Often called a "revenue-based model," travelers are now rewarded according to their spending and not how many miles they've traveled. The incentive seems to be more geared towards the "elite" spenders. Additional miles are being awarded for those frequent customers who spend, spend, and spend more in various places besides their airline ticket. How flyers benefit will be determined by the "type of traveler" they are.
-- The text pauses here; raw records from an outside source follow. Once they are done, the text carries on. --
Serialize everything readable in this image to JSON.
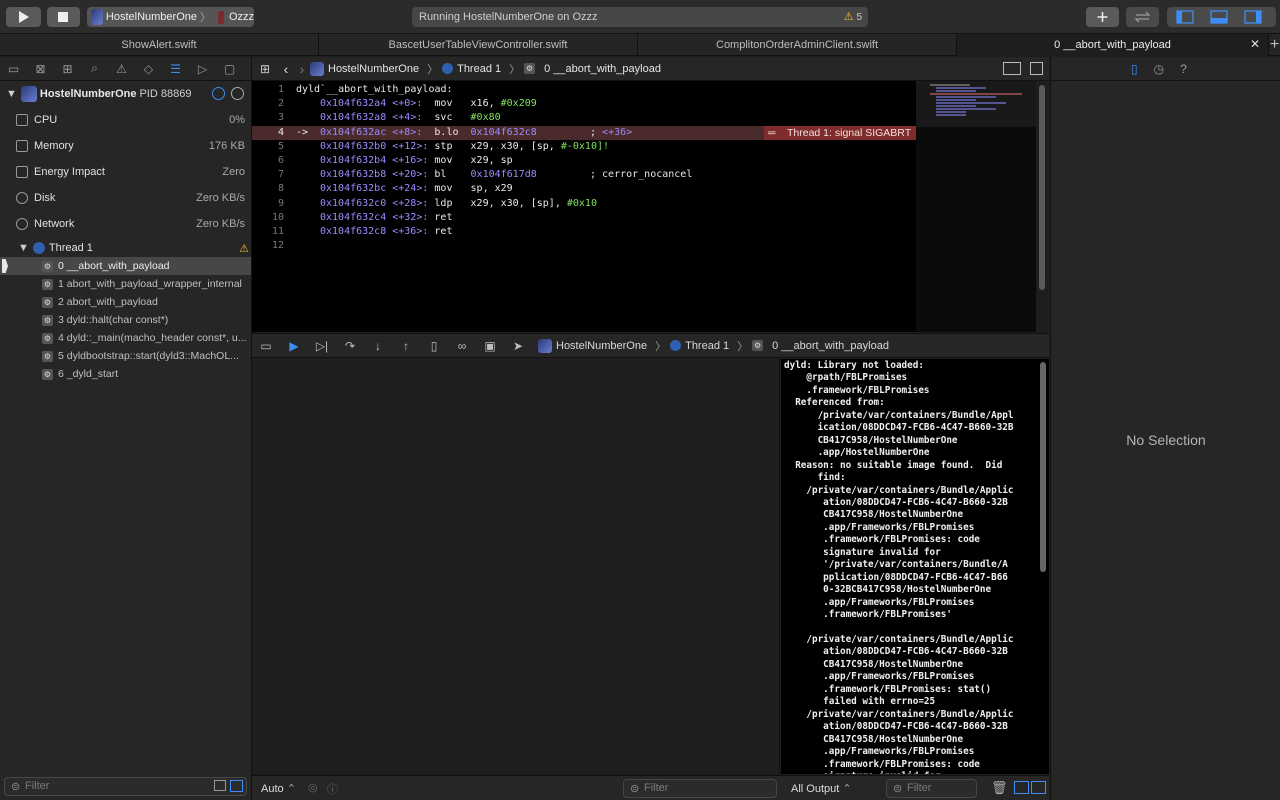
{
  "toolbar": {
    "scheme_app": "HostelNumberOne",
    "scheme_device": "Ozzz",
    "activity_status": "Running HostelNumberOne on Ozzz",
    "warning_count": "5"
  },
  "tabs": [
    {
      "label": "ShowAlert.swift"
    },
    {
      "label": "BascetUserTableViewController.swift"
    },
    {
      "label": "ComplitonOrderAdminClient.swift"
    },
    {
      "label": "0 __abort_with_payload"
    }
  ],
  "navigator": {
    "process_name": "HostelNumberOne",
    "process_pid": "PID 88869",
    "gauges": [
      {
        "label": "CPU",
        "value": "0%"
      },
      {
        "label": "Memory",
        "value": "176 KB"
      },
      {
        "label": "Energy Impact",
        "value": "Zero"
      },
      {
        "label": "Disk",
        "value": "Zero KB/s"
      },
      {
        "label": "Network",
        "value": "Zero KB/s"
      }
    ],
    "thread_label": "Thread 1",
    "frames": [
      "0 __abort_with_payload",
      "1 abort_with_payload_wrapper_internal",
      "2 abort_with_payload",
      "3 dyld::halt(char const*)",
      "4 dyld::_main(macho_header const*, u...",
      "5 dyldbootstrap::start(dyld3::MachOL...",
      "6 _dyld_start"
    ],
    "filter_placeholder": "Filter"
  },
  "jumpbar": {
    "project": "HostelNumberOne",
    "thread": "Thread 1",
    "frame": "0 __abort_with_payload"
  },
  "editor": {
    "lines": [
      {
        "n": "1",
        "text": "dyld`__abort_with_payload:"
      },
      {
        "n": "2",
        "addr": "0x104f632a4",
        "off": "<+0>:",
        "op": "mov",
        "args": "x16, ",
        "imm": "#0x209"
      },
      {
        "n": "3",
        "addr": "0x104f632a8",
        "off": "<+4>:",
        "op": "svc",
        "args": "",
        "imm": "#0x80"
      },
      {
        "n": "4",
        "addr": "0x104f632ac",
        "off": "<+8>:",
        "op": "b.lo",
        "args": "0x104f632c8",
        "comment": "; <+36>"
      },
      {
        "n": "5",
        "addr": "0x104f632b0",
        "off": "<+12>:",
        "op": "stp",
        "args": "x29, x30, [sp, ",
        "imm": "#-0x10",
        "tail": "]!"
      },
      {
        "n": "6",
        "addr": "0x104f632b4",
        "off": "<+16>:",
        "op": "mov",
        "args": "x29, sp"
      },
      {
        "n": "7",
        "addr": "0x104f632b8",
        "off": "<+20>:",
        "op": "bl",
        "args": "0x104f617d8",
        "comment": "; cerror_nocancel"
      },
      {
        "n": "8",
        "addr": "0x104f632bc",
        "off": "<+24>:",
        "op": "mov",
        "args": "sp, x29"
      },
      {
        "n": "9",
        "addr": "0x104f632c0",
        "off": "<+28>:",
        "op": "ldp",
        "args": "x29, x30, [sp], ",
        "imm": "#0x10"
      },
      {
        "n": "10",
        "addr": "0x104f632c4",
        "off": "<+32>:",
        "op": "ret",
        "args": ""
      },
      {
        "n": "11",
        "addr": "0x104f632c8",
        "off": "<+36>:",
        "op": "ret",
        "args": ""
      },
      {
        "n": "12",
        "text": ""
      }
    ],
    "current_arrow": "->",
    "error_banner": "Thread 1: signal SIGABRT"
  },
  "debugbar": {
    "project": "HostelNumberOne",
    "thread": "Thread 1",
    "frame": "0 __abort_with_payload"
  },
  "console": {
    "lines": [
      "dyld: Library not loaded:",
      "    @rpath/FBLPromises",
      "    .framework/FBLPromises",
      "  Referenced from:",
      "      /private/var/containers/Bundle/Appl",
      "      ication/08DDCD47-FCB6-4C47-B660-32B",
      "      CB417C958/HostelNumberOne",
      "      .app/HostelNumberOne",
      "  Reason: no suitable image found.  Did",
      "      find:",
      "    /private/var/containers/Bundle/Applic",
      "       ation/08DDCD47-FCB6-4C47-B660-32B",
      "       CB417C958/HostelNumberOne",
      "       .app/Frameworks/FBLPromises",
      "       .framework/FBLPromises: code",
      "       signature invalid for",
      "       '/private/var/containers/Bundle/A",
      "       pplication/08DDCD47-FCB6-4C47-B66",
      "       0-32BCB417C958/HostelNumberOne",
      "       .app/Frameworks/FBLPromises",
      "       .framework/FBLPromises'",
      "",
      "    /private/var/containers/Bundle/Applic",
      "       ation/08DDCD47-FCB6-4C47-B660-32B",
      "       CB417C958/HostelNumberOne",
      "       .app/Frameworks/FBLPromises",
      "       .framework/FBLPromises: stat()",
      "       failed with errno=25",
      "    /private/var/containers/Bundle/Applic",
      "       ation/08DDCD47-FCB6-4C47-B660-32B",
      "       CB417C958/HostelNumberOne",
      "       .app/Frameworks/FBLPromises",
      "       .framework/FBLPromises: code",
      "       signature invalid for"
    ]
  },
  "footer": {
    "auto_label": "Auto",
    "vars_filter_placeholder": "Filter",
    "output_label": "All Output",
    "console_filter_placeholder": "Filter"
  },
  "inspector": {
    "empty_label": "No Selection"
  }
}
Those who travel American, Delta, and United normally get "5 frequent flyer miles for every dollar spent" according to Medium.com.. These miles earned are based from the amount of fares purchased for their flights, but several other components play a role, too.
Flying is not only one of the best traveling decisions you will ever make (hey, you get to see the world!) but also, worth the money and the memories, more so, when traveling on an upgraded seat. To say that comfort is the reason for upgrading would be too mild a statement. Suppose it is your first time on a flight —you may require assistance selecting the best seat. If you are a regular airline passenger, you may want to upgrade your seat for better service and a more comfortable flight compared to the standard economy class. Before you decide to go for an upgrade, you may want to consider a few factors. Here are some helpful tips to assist you to determine whether the seat upgrade that you choose is worth your money.
If you were on a flight to, from, or within Europe that was delayed over 3 hours or cancelled, your airline may owe you money. Fill out the form to submit your claim in less than 3 minutes.check my flight now
I’ve never flown Transavia before, so to say I was timid in booking this flight from Amsterdam’s Schipol to Nice’s Cote d’ Azur, is an understatement. I’m a oneworld Emerald member thanks to my American Airlines Executive Platinum status, so I tend to book on oneworld carriers when convenient — in this case for Europe, that primarily falls to British Airways, Iberia and Finnair, neither of which had any sort of schedule that remotely sounded appealing, all of which required layovers in London, Madrid and Helsinki, respectively. Transavia, a low-cost subsidiary of Air France/KLM, operates a hub in Amsterdam with flights across Europe.